Breaking ground at the new Plantations welcome center
Jason Koski/University Photography

Breaking ground for the Welcome Center are (from left) Cornell Project, Design, and Construction Director John Kiefer; Glenn Dallas '58 (representing Maddi Dallas '58, co-chair of the Plantations 21st Century Committee); Dean Susan Henry; and Plantations Director Don Rakow.

"Plantations has long needed a single site where we can greet visitors, provide them with orientation and interpretation about our history and collections, and meet visitor amenity needs," says Don Rakow, MPS '77, PhD '87, the Elizabeth Newman Wilds Director of Cornell Plantations.

The building, planned for completion by Trustee/Council Weekend in October 2010, will comply with the Leadership in Energy and Environmental Design (LEED) gold certification standards. The first floor will be bermed into Comstock Knoll in the heart of the botanical garden. The contractor is using partly reused materials and is recycling the construction waste. The building will use 30 percent less energy than industry standards require and will include both a green roof and solar panels.

The center will feature a bright two-story atrium and lobby, interpretive exhibits about Cornell Plantations, a reception desk, restrooms, a gift shop, and a small cafe. To better serve Plantations' education and outreach programs, the second floor will include a 100-seat classroom/lecture hall and a 10-seat conference room.

The new center is the capstone project of a long series of capital improvements at Plantations that began a dozen years ago, says Rakow. Other upgrades will include a new parking area with a tour-bus drop-off zone.

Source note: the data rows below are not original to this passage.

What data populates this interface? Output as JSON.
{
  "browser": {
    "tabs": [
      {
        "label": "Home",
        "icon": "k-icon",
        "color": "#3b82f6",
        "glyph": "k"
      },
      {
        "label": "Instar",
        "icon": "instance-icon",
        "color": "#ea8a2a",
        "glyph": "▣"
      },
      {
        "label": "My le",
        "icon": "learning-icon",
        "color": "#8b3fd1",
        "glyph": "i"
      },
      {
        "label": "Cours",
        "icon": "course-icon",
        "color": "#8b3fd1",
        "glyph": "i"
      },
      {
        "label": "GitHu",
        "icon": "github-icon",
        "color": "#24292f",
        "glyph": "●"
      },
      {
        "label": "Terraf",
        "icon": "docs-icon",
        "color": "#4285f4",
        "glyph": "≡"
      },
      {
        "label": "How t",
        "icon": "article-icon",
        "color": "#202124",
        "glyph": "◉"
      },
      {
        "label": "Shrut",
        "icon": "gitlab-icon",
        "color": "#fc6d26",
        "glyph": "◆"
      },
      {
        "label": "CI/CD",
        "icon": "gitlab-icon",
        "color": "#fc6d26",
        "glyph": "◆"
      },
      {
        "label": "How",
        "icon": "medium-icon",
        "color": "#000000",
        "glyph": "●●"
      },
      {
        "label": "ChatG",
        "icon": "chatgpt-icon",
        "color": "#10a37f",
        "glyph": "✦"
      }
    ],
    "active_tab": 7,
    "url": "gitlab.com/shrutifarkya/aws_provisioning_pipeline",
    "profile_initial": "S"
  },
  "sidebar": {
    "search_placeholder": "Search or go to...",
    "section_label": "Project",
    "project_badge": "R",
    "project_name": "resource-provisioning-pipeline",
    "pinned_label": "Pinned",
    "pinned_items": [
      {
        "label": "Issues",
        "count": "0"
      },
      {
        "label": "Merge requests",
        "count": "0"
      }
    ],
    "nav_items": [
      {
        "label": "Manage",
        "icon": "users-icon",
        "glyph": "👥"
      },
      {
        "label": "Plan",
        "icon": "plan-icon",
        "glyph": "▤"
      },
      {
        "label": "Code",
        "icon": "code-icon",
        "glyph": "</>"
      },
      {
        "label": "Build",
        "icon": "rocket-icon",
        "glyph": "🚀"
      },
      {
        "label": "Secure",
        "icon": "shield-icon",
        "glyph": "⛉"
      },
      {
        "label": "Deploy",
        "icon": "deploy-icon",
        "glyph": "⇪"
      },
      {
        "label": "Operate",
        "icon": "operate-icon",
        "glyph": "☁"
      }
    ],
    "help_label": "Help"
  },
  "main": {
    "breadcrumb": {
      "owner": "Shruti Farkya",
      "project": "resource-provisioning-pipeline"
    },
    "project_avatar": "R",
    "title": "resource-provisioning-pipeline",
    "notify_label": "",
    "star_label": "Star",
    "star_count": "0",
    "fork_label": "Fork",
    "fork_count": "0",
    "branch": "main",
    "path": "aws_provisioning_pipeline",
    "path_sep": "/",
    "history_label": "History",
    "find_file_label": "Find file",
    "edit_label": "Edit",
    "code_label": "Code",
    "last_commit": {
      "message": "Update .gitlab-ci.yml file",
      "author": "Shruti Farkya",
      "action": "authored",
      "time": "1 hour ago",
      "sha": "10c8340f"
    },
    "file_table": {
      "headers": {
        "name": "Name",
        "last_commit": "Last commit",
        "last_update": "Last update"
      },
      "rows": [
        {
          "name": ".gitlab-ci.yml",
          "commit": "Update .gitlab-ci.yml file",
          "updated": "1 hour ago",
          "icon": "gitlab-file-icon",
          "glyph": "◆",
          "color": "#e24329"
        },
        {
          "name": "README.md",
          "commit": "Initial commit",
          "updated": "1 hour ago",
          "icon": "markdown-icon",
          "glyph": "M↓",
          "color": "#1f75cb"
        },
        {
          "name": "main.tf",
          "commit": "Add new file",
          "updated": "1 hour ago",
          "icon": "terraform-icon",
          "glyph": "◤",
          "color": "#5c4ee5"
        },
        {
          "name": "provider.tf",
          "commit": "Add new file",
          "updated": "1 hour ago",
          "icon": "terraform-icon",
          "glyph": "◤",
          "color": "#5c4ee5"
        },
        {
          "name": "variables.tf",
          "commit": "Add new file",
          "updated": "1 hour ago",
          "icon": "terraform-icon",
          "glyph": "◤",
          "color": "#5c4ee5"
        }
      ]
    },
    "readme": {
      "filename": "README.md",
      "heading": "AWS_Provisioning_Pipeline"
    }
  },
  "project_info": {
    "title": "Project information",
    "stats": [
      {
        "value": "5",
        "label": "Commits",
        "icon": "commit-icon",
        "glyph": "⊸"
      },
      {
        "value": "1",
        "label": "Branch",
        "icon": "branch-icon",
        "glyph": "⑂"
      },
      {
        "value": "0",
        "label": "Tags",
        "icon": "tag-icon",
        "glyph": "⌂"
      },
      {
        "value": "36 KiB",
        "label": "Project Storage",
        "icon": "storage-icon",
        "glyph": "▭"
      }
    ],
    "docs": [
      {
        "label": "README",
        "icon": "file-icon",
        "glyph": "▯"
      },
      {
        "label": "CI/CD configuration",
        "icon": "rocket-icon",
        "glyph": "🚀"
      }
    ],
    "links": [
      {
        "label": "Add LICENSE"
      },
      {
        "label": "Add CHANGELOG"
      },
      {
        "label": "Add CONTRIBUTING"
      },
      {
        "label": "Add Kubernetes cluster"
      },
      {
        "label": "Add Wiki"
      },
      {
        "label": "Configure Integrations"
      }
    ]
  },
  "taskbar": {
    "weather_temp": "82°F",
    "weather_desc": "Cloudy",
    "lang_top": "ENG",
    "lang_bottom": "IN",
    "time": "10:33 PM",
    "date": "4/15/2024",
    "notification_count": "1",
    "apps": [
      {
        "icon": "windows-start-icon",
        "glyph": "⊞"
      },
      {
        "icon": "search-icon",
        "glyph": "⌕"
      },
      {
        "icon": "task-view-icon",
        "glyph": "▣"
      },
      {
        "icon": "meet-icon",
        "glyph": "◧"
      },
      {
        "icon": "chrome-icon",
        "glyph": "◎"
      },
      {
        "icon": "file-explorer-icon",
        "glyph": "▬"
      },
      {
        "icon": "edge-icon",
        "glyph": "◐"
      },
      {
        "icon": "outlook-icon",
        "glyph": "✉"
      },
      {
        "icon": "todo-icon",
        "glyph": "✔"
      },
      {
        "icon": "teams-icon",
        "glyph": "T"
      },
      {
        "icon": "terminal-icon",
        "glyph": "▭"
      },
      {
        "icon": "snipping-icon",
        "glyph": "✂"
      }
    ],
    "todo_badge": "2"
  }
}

"Plantations is a model for all the world to look to for its sustainable gardening and land management practices, native plant conservation, and habitat preservation and restoration," said Susan Henry, the Ronald P. Lynch Dean of Agriculture and Life Sciences.